While Amazon sells cases that do something similar, they cover the entire of the back, clipping in around the edges, which makes them slightly harder to remove for the best reading experience. They are at least attractive, with the premium leather case providing the supple and sumptuous finish of a really expensive notebook – something that was a key selling point for the first generation Kindle Oasis from 2016.
Amazon’s Kindle software still nails the mechanics of actually reading a book. There are plenty of customisation options for formatting, including nine fonts, a sliding scale of font size, differing levels of boldness, page spacing, margins and alignment adjustment and new themes, which roll all the settings together into one-tap options. You can even create your own themes and change the size of font on the fly with a pinch-to-zoom on the screen.
Amazon’s dictionary, Wikipedia and X-Ray look-up system continues to be excellent for figuring out unfamiliar words, concepts or characters. The quick setting panel makes getting to brightness controls easy, while integrated Goodreads, Audible for audio books and the Kindle store make finding and downloading your next book easy. Syncing locations between audiobooks and ebooks is remarkably good if you have both.
The only weakness is the organisation of your library on the home screen, which makes if difficult to find the next in a series of books if you’ve bought a lot. There doesn’t seem to be a way to list something like Ian Rankin’s Rebus series by book order. Still, the search works well enough if you know what you’re looking after.
- You can play audiobooks via Bluetooth headphones
- I swapped the page turn buttons over so the top one went to the next page as my thumb naturally fell there
- Turn the Oasis 180-degrees and the screen swaps orientation automatically, but you can also make the page display in landscape if you so wish.
- You can set a passcode to protect your Kindle

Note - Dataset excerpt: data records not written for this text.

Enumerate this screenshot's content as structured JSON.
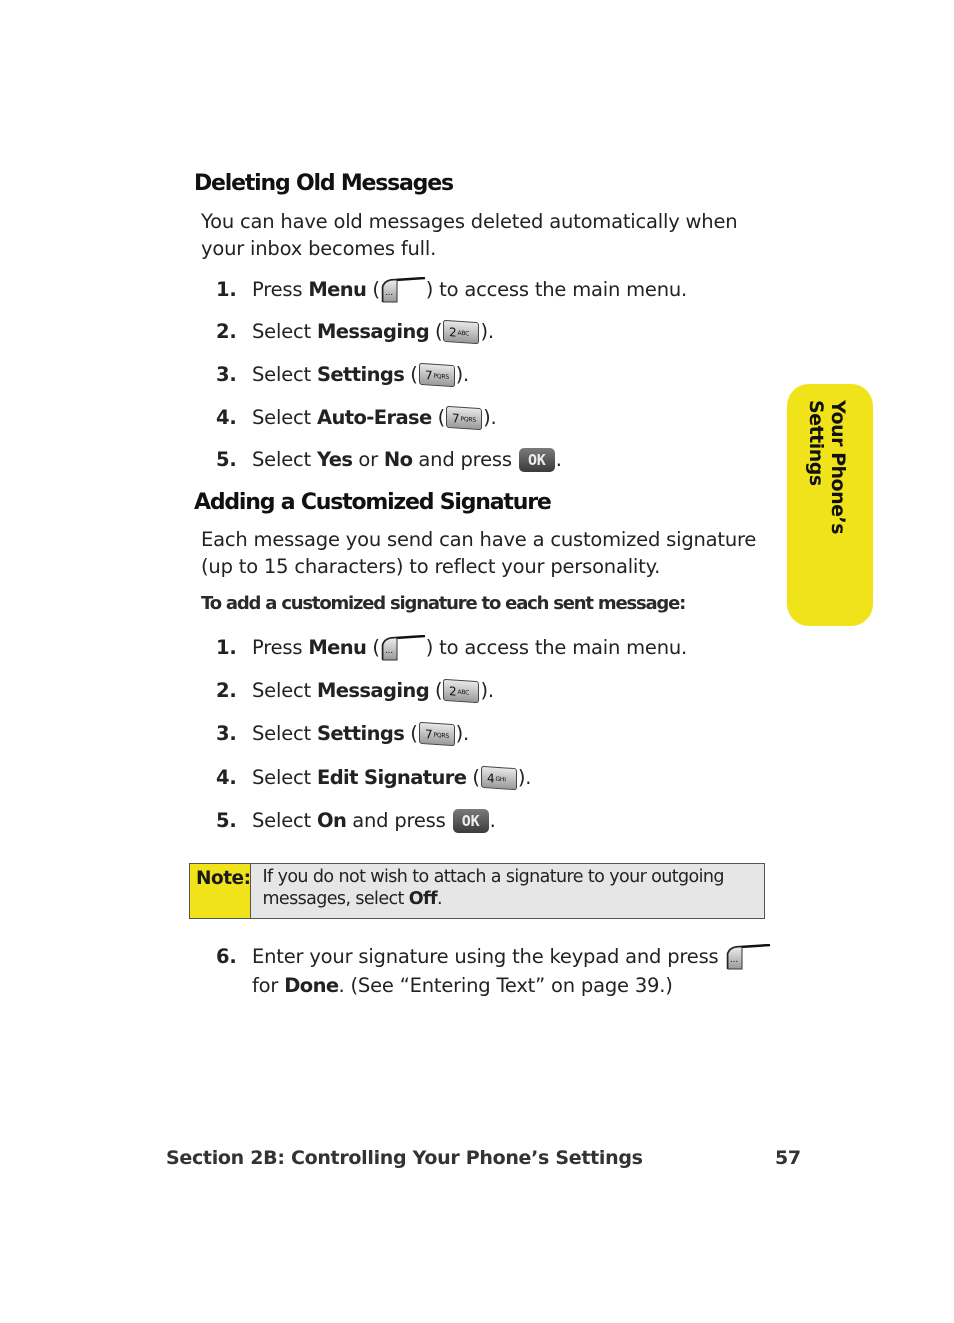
{
  "section1": {
    "heading": "Deleting Old Messages",
    "intro": "You can have old messages deleted automatically when your inbox becomes full.",
    "steps": [
      {
        "num": "1.",
        "pre": "Press ",
        "bold": "Menu",
        "mid": " (",
        "key": "menu-softkey",
        "post": ") to access the main menu."
      },
      {
        "num": "2.",
        "pre": "Select ",
        "bold": "Messaging",
        "mid": " (",
        "key_digit": "2",
        "key_letters": "ABC",
        "post": ")."
      },
      {
        "num": "3.",
        "pre": "Select ",
        "bold": "Settings",
        "mid": " (",
        "key_digit": "7",
        "key_letters": "PQRS",
        "post": ")."
      },
      {
        "num": "4.",
        "pre": "Select ",
        "bold": "Auto-Erase",
        "mid": " (",
        "key_digit": "7",
        "key_letters": "PQRS",
        "post": ")."
      },
      {
        "num": "5.",
        "pre": "Select ",
        "bold": "Yes",
        "mid2": " or ",
        "bold2": "No",
        "mid": " and press ",
        "key_ok": "OK",
        "post": "."
      }
    ]
  },
  "section2": {
    "heading": "Adding a Customized Signature",
    "intro": "Each message you send can have a customized signature (up to 15 characters) to reflect your personality.",
    "subheading": "To add a customized signature to each sent message:",
    "steps": [
      {
        "num": "1.",
        "pre": "Press ",
        "bold": "Menu",
        "mid": " (",
        "post": ") to access the main menu."
      },
      {
        "num": "2.",
        "pre": "Select ",
        "bold": "Messaging",
        "mid": " (",
        "key_digit": "2",
        "key_letters": "ABC",
        "post": ")."
      },
      {
        "num": "3.",
        "pre": "Select ",
        "bold": "Settings",
        "mid": " (",
        "key_digit": "7",
        "key_letters": "PQRS",
        "post": ")."
      },
      {
        "num": "4.",
        "pre": "Select ",
        "bold": "Edit Signature",
        "mid": " (",
        "key_digit": "4",
        "key_letters": "GHI",
        "post": ")."
      },
      {
        "num": "5.",
        "pre": "Select ",
        "bold": "On",
        "mid": " and press ",
        "key_ok": "OK",
        "post": "."
      }
    ],
    "note": {
      "label": "Note:",
      "text_pre": "If you do not wish to attach a signature to your outgoing messages, select ",
      "text_bold": "Off",
      "text_post": "."
    },
    "step6": {
      "num": "6.",
      "line1": "Enter your signature using the keypad and press",
      "line2_pre": "for ",
      "line2_bold": "Done",
      "line2_post": ". (See “Entering Text” on page 39.)"
    }
  },
  "side_tab": {
    "label": "Your Phone’s Settings",
    "color": "#f0e31a"
  },
  "footer": {
    "section": "Section 2B: Controlling Your Phone’s Settings",
    "page": "57"
  }
}
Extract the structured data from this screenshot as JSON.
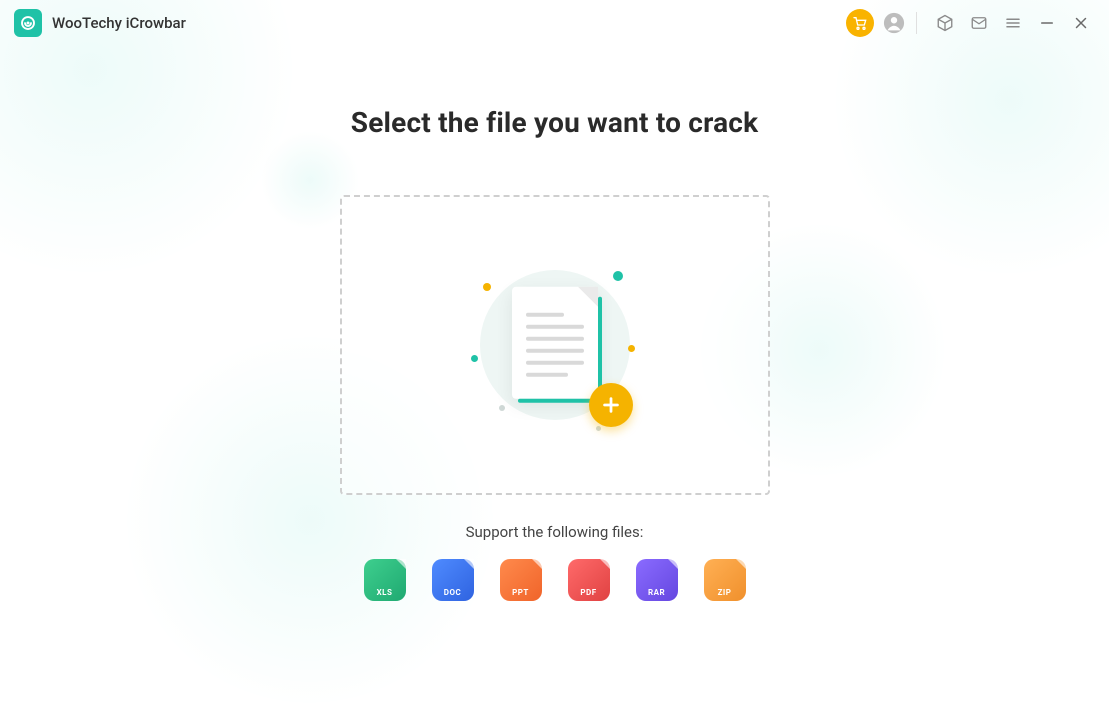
{
  "titlebar": {
    "app_name": "WooTechy iCrowbar"
  },
  "main": {
    "headline": "Select the file you want to crack",
    "support_label": "Support the following files:"
  },
  "filetypes": [
    {
      "label": "XLS"
    },
    {
      "label": "DOC"
    },
    {
      "label": "PPT"
    },
    {
      "label": "PDF"
    },
    {
      "label": "RAR"
    },
    {
      "label": "ZIP"
    }
  ]
}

- The 4G is significantly faster and has better reception in the UK than 3G
Amazon hasn’t changed much for the latest edition of the Kindle Oasis. Side-by-side they are identical on the outside. But what looks to be a small change – the ability to shift the colour of the frontlight from cold to warm white – makes a surprising amount of difference to the reading experience.
The warmer tones of white can match the colour of paper novels, not just the brilliant white of printer paper, and ease strain on your eyes as the sun sinks below the horizon. This is the best e-ink screen going, in the most sumptuous of e-readers.

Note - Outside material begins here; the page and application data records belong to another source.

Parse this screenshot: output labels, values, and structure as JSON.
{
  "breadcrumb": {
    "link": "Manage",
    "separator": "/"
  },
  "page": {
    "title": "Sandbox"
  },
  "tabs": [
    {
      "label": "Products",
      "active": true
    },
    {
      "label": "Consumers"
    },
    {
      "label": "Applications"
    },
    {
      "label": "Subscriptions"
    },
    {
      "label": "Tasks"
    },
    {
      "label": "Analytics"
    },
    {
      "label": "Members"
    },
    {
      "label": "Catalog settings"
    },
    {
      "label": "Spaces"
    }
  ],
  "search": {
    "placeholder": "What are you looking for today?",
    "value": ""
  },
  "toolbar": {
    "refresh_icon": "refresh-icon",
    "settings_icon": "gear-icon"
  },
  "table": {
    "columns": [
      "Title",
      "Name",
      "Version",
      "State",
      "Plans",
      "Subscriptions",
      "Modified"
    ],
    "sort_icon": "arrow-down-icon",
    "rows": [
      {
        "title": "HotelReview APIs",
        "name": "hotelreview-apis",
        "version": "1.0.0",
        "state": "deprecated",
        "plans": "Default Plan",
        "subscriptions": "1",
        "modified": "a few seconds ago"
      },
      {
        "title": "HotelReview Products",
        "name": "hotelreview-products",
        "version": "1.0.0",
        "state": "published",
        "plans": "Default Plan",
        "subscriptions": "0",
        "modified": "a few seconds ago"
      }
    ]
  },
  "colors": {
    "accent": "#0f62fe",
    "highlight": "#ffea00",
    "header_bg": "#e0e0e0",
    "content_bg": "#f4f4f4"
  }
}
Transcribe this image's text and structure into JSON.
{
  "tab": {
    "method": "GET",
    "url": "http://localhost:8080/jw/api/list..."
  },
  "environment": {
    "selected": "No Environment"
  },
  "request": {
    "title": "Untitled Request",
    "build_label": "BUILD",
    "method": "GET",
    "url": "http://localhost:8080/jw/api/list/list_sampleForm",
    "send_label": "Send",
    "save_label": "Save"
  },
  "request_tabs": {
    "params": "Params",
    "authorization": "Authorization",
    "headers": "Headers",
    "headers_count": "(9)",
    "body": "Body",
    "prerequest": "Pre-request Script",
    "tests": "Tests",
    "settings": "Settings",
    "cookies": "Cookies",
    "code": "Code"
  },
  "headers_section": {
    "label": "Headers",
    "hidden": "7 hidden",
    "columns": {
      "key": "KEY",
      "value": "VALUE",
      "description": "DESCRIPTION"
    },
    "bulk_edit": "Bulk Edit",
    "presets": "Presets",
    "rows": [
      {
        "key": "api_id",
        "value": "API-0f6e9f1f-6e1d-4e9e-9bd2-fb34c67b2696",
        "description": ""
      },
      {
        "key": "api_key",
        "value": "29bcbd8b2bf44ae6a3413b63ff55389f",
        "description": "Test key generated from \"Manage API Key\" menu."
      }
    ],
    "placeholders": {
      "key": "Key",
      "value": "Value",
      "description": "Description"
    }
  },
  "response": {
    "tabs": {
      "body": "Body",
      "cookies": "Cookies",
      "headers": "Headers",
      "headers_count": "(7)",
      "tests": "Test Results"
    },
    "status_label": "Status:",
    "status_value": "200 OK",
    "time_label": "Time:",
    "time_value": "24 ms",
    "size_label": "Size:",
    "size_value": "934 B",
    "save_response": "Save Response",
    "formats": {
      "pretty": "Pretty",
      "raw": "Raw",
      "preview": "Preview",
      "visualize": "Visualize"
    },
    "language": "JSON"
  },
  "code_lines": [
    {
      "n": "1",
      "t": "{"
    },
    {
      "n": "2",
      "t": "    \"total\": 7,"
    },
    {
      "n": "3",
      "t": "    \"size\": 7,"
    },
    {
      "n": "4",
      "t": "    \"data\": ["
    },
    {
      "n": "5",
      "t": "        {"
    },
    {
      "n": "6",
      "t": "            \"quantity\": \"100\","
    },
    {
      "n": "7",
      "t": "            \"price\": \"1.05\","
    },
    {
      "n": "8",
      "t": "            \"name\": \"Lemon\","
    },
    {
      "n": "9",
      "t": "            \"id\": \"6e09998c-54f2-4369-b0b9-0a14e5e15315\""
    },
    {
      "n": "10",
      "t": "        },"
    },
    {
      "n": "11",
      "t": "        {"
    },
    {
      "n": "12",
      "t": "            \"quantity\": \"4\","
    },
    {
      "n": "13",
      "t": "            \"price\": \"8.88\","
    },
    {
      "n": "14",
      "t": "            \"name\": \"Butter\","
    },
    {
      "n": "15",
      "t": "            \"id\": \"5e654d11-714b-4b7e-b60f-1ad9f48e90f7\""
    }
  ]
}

But not every change is good. The loss of the magnetic cases means it’s more difficult to use the Oasis in its purest, most balanced form without anything attached to it. Amazon’s premium leather case is particularly nice, but given I’d want a case just to protect the screen I’d be more inclined to find a slip case or similar.
It’s also still difficult to justify spending twice as much on an e-reader over the excellent £120 Kindle Paperwhite, or even the great new £70 basic Kindle. And £230 is really not that far away from the cost of an iPad.
But in the era of constant distractions by notifications and the hubbub of modern life, the Oasis is the luxury antidote to overload. It only does one thing, but it does it better than anything else.
source – https://www.theguardian.com